    The propane industry generated nearly $15 billion in direct domestic value in 2009.[12]



    1. Department of Energy, Energy Information Administration, "Propane Explained: Use of Propane," July 2009.

    2. U.S. Census Bureau, "2007 NAICS Definition: 424710 Petroleum Bulk Stations and Terminals," April 2008.

    3. John D. Podesta and Timothy E. Worth, "Natural Gas: A Bridge Fuel for the 21st Century" (Center for American Progress and Energy Future Coalition, August 10, 2009), http://www.americanprogress.org/issues/2009/08/pdf/naturalgasmemo.pdf (accessed March 11, 2015).

    4. ICF International, 2012 Propane Market Outlook, (Washington, D.C.: ICF International, 2010), prepared for the Propane Education & Research Council.

    5. ICF International, Propane Supply Sources and Trends, (Washington, D.C.: ICF International, August 2012), prepared for the National Propane Gas Association.

    6. Department of Energy, Energy Information Administration (EIA), Table HC1.1 Fuels Used and End Uses in U.S. Homes, by Housing Unit Type, 2009, http://www.eia.gov/consumption/residential/data/2009/#undefined (accessed May 18, 2012).

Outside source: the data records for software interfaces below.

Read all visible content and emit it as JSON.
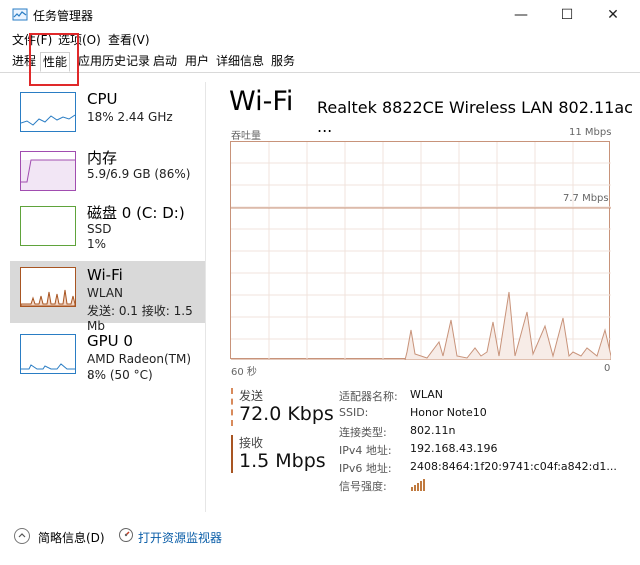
{
  "window": {
    "title": "任务管理器",
    "controls": [
      "—",
      "☐",
      "✕"
    ]
  },
  "menu": [
    "文件(F)",
    "选项(O)",
    "查看(V)"
  ],
  "tabs": [
    {
      "label": "进程",
      "active": false
    },
    {
      "label": "性能",
      "active": true
    },
    {
      "label": "应用历史记录",
      "active": false
    },
    {
      "label": "启动",
      "active": false
    },
    {
      "label": "用户",
      "active": false
    },
    {
      "label": "详细信息",
      "active": false
    },
    {
      "label": "服务",
      "active": false
    }
  ],
  "side": {
    "items": [
      {
        "name": "CPU",
        "sub1": "18%  2.44 GHz",
        "sub2": "",
        "color": "#2a7dc4"
      },
      {
        "name": "内存",
        "sub1": "5.9/6.9 GB (86%)",
        "sub2": "",
        "color": "#a14db0"
      },
      {
        "name": "磁盘 0 (C: D:)",
        "sub1": "SSD",
        "sub2": "1%",
        "color": "#5fa33b"
      },
      {
        "name": "Wi-Fi",
        "sub1": "WLAN",
        "sub2": "发送: 0.1 接收: 1.5 Mb",
        "color": "#a85522"
      },
      {
        "name": "GPU 0",
        "sub1": "AMD Radeon(TM) ...",
        "sub2": "8% (50 °C)",
        "color": "#2a7dc4"
      }
    ]
  },
  "main": {
    "title": "Wi-Fi",
    "adapter": "Realtek 8822CE Wireless LAN 802.11ac ...",
    "graph": {
      "label_left": "吞吐量",
      "label_right_top": "11 Mbps",
      "label_right_mid": "7.7 Mbps",
      "time_left": "60 秒",
      "time_right": "0",
      "accent": "#c8937a",
      "fill": "#f7ece7"
    },
    "stats": {
      "send_label": "发送",
      "send_value": "72.0 Kbps",
      "recv_label": "接收",
      "recv_value": "1.5 Mbps",
      "send_color": "#d88a5b",
      "recv_color": "#a85522"
    },
    "details": [
      {
        "k": "适配器名称:",
        "v": "WLAN"
      },
      {
        "k": "SSID:",
        "v": "Honor Note10"
      },
      {
        "k": "连接类型:",
        "v": "802.11n"
      },
      {
        "k": "IPv4 地址:",
        "v": "192.168.43.196"
      },
      {
        "k": "IPv6 地址:",
        "v": "2408:8464:1f20:9741:c04f:a842:d1..."
      },
      {
        "k": "信号强度:",
        "v": ""
      }
    ]
  },
  "footer": {
    "brief": "简略信息(D)",
    "monitor": "打开资源监视器"
  }
}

    7. Air Pollution Control Act, Public Law 84-159, U.S. Statues at Large 69 (1955): 322, as amended, codified at U.S. Code 42, 7401-7626 (commonly known as the Clean Air Act), http://epw.senate.gov/envlaws/cleanair.pdf.

    8. Department of Energy, Office of Energy Efficiency and Renewable Energy, Alternative Fuels and Advanced Vehicles Data Center, "Alternative & Advanced Fuels: Propane as an Alternative Fuel," last updated May 11, 2012, http://www.afdc.energy.gov/afdc/fuels/propane_alternative.html (accessed May 18, 2012).

    9. ICF International, Propane Industry Impact on U.S. and State Economies (Washington, D.C.: ICF International, 2011), prepared for the Propane Education & Research Council, 33.

    10. Department of Transportation, Pipeline and Hazardous Material Safety Administration, "Natural Gas Transmission, Gas Distribution, and Hazardous Liquid Pipeline Annual Mileage," last updated December 30, 2011.

    11. Department of Energy, Office of Energy Efficiency and Renewable Energy, Alternative Fuels and Advanced Vehicles Data Center, "Alternative Fueling Station Total Counts by State and Fuel Type," station data last updated April 30, 2012, http://www.afdc.energy.gov/afdc/fuels/stations_counts.html (accessed May 18, 2012).

    12. ICF International, Propane Industry Impact on U.S. and State Economies (Washington, D.C.: ICF International, 2011), prepared for the Propane Education & Research Council, 1.